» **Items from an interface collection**
══════════════════════════════
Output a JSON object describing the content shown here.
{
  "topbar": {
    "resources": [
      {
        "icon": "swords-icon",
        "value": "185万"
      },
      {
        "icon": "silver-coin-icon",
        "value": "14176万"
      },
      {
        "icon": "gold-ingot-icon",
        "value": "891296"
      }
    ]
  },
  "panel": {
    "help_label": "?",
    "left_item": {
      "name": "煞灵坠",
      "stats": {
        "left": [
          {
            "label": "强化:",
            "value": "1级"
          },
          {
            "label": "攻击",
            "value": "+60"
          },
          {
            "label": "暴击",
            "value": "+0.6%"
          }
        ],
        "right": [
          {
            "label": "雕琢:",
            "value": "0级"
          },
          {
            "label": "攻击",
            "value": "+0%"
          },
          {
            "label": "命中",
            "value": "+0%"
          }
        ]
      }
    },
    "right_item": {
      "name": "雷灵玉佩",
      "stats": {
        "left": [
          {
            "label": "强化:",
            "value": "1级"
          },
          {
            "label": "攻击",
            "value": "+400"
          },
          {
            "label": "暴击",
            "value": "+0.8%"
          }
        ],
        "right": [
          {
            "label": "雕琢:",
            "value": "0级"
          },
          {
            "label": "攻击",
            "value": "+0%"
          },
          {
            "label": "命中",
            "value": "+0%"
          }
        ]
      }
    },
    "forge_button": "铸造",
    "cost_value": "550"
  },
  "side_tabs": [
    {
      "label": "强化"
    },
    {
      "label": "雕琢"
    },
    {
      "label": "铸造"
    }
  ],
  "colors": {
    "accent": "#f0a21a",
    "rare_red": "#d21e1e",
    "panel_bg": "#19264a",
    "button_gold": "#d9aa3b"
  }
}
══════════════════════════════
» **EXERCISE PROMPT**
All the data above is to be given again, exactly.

» **WRITTEN SOLUTION**
Output a JSON object describing the content shown here.
{
  "topbar": {
    "resources": [
      {
        "icon": "swords-icon",
        "value": "185万"
      },
      {
        "icon": "silver-coin-icon",
        "value": "14176万"
      },
      {
        "icon": "gold-ingot-icon",
        "value": "891296"
      }
    ]
  },
  "panel": {
    "help_label": "?",
    "left_item": {
      "name": "煞灵坠",
      "stats": {
        "left": [
          {
            "label": "强化:",
            "value": "1级"
          },
          {
            "label": "攻击",
            "value": "+60"
          },
          {
            "label": "暴击",
            "value": "+0.6%"
          }
        ],
        "right": [
          {
            "label": "雕琢:",
            "value": "0级"
          },
          {
            "label": "攻击",
            "value": "+0%"
          },
          {
            "label": "命中",
            "value": "+0%"
          }
        ]
      }
    },
    "right_item": {
      "name": "雷灵玉佩",
      "stats": {
        "left": [
          {
            "label": "强化:",
            "value": "1级"
          },
          {
            "label": "攻击",
            "value": "+400"
          },
          {
            "label": "暴击",
            "value": "+0.8%"
          }
        ],
        "right": [
          {
            "label": "雕琢:",
            "value": "0级"
          },
          {
            "label": "攻击",
            "value": "+0%"
          },
          {
            "label": "命中",
            "value": "+0%"
          }
        ]
      }
    },
    "forge_button": "铸造",
    "cost_value": "550"
  },
  "side_tabs": [
    {
      "label": "强化"
    },
    {
      "label": "雕琢"
    },
    {
      "label": "铸造"
    }
  ],
  "colors": {
    "accent": "#f0a21a",
    "rare_red": "#d21e1e",
    "panel_bg": "#19264a",
    "button_gold": "#d9aa3b"
  }
}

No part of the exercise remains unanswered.